**WHAT TO PRODUCE:**
Go through the material under this sentence. Return every line holding "char".

***** SOURCE RECORDS *****

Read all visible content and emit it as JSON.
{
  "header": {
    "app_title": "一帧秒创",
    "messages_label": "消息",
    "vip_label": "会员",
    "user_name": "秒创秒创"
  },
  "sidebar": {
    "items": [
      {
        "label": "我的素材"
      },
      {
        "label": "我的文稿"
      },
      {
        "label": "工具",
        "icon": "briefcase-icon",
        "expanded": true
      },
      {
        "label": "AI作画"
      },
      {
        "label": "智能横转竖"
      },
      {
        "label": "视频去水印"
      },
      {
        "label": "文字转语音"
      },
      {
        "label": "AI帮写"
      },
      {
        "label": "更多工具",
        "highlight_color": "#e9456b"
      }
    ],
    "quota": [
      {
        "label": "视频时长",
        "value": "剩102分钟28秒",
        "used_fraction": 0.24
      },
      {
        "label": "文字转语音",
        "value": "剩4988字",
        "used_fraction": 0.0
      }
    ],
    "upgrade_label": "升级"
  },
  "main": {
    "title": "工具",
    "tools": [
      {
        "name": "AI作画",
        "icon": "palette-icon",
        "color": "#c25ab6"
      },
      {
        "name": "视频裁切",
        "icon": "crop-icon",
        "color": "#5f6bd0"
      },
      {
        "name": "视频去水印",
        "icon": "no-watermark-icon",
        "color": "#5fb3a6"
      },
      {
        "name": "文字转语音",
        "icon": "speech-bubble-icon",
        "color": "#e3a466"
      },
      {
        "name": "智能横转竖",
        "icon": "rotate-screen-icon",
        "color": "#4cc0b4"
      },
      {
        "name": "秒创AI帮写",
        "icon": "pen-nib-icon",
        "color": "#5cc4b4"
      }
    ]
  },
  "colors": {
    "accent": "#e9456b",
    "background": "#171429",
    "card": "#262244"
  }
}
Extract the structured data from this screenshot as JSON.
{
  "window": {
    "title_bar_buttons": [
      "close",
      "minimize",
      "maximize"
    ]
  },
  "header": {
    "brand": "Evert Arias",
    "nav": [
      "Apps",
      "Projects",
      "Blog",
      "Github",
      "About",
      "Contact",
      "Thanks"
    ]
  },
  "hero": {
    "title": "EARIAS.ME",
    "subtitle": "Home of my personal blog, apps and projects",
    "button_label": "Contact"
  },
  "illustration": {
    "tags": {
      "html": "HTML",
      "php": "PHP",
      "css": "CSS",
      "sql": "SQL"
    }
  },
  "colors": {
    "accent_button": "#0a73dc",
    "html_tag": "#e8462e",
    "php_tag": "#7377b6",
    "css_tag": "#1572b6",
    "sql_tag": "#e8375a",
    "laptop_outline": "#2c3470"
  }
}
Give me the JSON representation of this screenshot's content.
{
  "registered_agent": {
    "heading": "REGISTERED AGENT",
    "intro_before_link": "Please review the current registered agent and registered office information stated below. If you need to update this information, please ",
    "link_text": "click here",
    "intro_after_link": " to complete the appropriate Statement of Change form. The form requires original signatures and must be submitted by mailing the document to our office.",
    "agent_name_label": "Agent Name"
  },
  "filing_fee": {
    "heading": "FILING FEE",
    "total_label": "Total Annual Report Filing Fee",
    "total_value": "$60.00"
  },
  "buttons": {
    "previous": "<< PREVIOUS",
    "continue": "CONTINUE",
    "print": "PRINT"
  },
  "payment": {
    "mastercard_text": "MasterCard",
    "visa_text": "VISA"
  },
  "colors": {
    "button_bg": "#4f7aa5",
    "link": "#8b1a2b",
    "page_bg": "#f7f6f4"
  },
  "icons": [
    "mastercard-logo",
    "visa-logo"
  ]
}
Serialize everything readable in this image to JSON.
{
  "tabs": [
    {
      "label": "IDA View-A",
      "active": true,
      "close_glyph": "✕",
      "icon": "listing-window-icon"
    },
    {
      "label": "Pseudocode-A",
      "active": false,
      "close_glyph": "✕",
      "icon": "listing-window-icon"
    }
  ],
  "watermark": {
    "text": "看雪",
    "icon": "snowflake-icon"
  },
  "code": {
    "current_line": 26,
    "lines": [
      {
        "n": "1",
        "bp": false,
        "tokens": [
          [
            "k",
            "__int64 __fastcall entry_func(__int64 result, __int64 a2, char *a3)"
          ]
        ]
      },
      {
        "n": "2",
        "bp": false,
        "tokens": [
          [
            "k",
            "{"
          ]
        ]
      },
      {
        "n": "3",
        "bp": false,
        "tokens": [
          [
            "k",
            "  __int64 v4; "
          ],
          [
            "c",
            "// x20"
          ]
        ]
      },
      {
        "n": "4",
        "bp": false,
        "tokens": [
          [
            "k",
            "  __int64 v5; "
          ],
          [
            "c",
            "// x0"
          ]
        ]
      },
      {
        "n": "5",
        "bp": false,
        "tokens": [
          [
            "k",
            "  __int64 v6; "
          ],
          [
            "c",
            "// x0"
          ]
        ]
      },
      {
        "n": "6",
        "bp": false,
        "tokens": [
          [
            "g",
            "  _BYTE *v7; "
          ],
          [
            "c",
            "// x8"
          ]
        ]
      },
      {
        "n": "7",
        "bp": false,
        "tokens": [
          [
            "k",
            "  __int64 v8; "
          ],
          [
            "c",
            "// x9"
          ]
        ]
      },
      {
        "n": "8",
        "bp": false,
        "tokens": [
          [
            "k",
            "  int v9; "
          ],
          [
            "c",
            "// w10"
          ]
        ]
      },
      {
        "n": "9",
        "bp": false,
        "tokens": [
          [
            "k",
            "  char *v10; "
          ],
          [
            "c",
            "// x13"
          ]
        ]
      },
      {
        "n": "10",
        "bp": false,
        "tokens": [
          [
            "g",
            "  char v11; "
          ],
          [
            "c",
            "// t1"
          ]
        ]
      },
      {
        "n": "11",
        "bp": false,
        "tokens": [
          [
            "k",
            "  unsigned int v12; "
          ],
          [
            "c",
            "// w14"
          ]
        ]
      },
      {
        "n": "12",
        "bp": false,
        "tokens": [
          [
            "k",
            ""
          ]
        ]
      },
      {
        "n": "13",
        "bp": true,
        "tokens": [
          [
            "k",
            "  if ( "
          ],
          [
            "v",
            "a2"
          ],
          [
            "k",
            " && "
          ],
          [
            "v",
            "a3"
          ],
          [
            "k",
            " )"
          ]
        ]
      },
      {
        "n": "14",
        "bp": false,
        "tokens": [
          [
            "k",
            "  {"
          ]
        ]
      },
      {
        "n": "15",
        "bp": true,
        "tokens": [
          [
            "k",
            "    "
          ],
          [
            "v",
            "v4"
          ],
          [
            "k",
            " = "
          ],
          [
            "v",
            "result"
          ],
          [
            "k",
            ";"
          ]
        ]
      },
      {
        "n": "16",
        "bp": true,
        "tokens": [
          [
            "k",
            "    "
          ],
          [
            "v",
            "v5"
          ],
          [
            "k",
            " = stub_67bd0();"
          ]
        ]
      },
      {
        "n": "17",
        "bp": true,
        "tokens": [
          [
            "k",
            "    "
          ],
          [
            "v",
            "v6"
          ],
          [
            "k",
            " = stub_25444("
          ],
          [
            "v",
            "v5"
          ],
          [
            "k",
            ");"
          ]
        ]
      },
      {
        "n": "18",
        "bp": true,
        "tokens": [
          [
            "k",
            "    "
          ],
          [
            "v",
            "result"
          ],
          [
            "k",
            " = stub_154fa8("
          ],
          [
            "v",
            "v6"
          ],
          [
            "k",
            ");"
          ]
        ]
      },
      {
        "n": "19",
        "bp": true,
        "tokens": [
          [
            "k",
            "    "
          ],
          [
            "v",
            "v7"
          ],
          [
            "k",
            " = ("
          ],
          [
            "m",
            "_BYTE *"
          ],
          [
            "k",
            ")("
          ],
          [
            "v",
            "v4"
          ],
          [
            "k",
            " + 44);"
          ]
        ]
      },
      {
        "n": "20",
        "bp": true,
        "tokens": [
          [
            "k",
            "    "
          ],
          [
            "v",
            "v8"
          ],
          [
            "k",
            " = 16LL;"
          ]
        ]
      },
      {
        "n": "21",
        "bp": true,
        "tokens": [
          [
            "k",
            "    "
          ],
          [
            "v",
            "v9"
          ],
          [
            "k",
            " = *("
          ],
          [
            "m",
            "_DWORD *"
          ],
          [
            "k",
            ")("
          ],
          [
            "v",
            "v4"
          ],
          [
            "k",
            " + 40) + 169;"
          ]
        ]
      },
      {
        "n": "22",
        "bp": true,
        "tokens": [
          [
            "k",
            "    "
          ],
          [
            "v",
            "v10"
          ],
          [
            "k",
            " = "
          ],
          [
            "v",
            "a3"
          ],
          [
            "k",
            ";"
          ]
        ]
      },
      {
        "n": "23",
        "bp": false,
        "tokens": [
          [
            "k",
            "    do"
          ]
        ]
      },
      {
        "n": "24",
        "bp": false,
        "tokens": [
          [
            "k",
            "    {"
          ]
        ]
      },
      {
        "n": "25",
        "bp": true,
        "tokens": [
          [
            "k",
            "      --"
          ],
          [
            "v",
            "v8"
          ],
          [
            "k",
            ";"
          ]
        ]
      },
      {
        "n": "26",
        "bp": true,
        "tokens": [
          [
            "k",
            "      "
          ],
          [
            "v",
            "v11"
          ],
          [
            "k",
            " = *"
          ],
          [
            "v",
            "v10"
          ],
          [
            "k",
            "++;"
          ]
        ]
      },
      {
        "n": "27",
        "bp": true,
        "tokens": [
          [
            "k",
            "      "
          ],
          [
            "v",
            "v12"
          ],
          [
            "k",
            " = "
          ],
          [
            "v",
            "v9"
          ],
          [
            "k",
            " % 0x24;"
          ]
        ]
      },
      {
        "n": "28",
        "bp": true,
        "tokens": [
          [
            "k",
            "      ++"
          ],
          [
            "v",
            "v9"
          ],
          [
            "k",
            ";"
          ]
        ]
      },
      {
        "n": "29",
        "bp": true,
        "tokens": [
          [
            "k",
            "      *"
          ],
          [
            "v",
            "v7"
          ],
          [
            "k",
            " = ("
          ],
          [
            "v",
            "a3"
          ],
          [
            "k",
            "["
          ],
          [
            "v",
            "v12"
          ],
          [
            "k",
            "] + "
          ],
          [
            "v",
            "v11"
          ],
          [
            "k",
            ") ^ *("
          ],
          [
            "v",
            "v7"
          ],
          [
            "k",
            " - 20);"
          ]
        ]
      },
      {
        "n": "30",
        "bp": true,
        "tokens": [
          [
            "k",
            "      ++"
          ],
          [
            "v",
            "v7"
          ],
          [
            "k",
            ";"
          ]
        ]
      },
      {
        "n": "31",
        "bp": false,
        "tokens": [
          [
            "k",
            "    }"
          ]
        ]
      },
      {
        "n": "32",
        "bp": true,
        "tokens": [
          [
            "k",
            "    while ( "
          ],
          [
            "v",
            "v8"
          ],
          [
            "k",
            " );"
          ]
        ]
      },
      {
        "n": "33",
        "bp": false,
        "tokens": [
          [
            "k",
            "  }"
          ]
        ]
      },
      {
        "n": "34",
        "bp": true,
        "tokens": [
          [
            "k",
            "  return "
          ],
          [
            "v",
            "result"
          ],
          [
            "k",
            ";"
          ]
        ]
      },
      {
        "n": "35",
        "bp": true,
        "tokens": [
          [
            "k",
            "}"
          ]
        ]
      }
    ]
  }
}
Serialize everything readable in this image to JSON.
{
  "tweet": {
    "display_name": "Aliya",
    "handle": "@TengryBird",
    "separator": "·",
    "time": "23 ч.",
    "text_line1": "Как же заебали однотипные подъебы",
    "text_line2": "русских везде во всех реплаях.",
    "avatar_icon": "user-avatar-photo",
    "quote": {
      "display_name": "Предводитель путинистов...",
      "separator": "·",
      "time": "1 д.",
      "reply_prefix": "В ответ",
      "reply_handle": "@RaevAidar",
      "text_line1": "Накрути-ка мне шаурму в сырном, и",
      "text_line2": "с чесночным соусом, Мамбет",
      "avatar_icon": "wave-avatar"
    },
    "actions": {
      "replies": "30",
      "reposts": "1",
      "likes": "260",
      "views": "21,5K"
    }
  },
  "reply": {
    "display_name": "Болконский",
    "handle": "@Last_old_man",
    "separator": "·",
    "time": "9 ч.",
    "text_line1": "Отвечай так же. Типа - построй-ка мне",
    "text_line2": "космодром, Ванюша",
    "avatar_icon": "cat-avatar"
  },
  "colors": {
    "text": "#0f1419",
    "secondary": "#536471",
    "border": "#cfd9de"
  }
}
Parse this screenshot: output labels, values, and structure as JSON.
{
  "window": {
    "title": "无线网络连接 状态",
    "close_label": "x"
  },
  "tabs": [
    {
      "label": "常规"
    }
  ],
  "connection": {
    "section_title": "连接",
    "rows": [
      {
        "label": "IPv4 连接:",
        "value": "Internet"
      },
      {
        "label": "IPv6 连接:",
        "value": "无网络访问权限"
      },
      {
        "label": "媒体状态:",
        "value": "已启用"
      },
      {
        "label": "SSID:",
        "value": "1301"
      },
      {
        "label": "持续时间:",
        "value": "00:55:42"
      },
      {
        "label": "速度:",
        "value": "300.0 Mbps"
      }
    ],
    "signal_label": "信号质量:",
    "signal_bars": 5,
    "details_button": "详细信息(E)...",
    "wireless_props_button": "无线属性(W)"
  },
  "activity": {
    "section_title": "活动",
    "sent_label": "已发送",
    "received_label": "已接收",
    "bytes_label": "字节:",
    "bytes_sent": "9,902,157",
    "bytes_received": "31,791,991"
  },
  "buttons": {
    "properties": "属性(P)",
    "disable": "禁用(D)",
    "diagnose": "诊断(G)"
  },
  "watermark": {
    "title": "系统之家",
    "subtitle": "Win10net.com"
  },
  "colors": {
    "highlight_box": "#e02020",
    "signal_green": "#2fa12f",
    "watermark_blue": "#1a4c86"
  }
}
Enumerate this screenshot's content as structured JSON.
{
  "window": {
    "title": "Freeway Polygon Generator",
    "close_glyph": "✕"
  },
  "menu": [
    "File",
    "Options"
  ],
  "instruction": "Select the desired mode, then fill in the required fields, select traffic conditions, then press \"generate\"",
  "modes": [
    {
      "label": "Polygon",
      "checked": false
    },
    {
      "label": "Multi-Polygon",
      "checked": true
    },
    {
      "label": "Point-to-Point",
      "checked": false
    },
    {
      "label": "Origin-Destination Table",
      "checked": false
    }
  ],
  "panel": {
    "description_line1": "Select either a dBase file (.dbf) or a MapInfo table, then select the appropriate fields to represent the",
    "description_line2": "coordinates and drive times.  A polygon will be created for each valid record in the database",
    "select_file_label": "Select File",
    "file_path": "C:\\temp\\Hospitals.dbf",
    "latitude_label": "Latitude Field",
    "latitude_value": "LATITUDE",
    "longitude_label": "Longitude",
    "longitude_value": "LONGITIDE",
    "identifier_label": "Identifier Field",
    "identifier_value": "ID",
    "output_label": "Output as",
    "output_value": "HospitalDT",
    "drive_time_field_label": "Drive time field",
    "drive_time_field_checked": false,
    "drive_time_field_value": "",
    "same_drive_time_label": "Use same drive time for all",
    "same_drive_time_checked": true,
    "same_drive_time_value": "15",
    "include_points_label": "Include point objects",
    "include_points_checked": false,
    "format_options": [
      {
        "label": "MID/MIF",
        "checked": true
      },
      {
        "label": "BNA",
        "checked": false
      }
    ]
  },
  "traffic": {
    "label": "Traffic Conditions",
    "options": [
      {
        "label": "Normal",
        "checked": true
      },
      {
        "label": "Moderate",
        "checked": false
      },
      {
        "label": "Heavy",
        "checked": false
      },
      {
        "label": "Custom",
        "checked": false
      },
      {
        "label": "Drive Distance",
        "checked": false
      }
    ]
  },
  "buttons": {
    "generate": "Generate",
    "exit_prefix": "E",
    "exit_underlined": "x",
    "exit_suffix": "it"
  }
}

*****

**TASK RESULT:**
            "__int64 __fastcall entry_func(__int64 result, __int64 a2, char *a3)"
            "  char *v10; "
            "  char v11; "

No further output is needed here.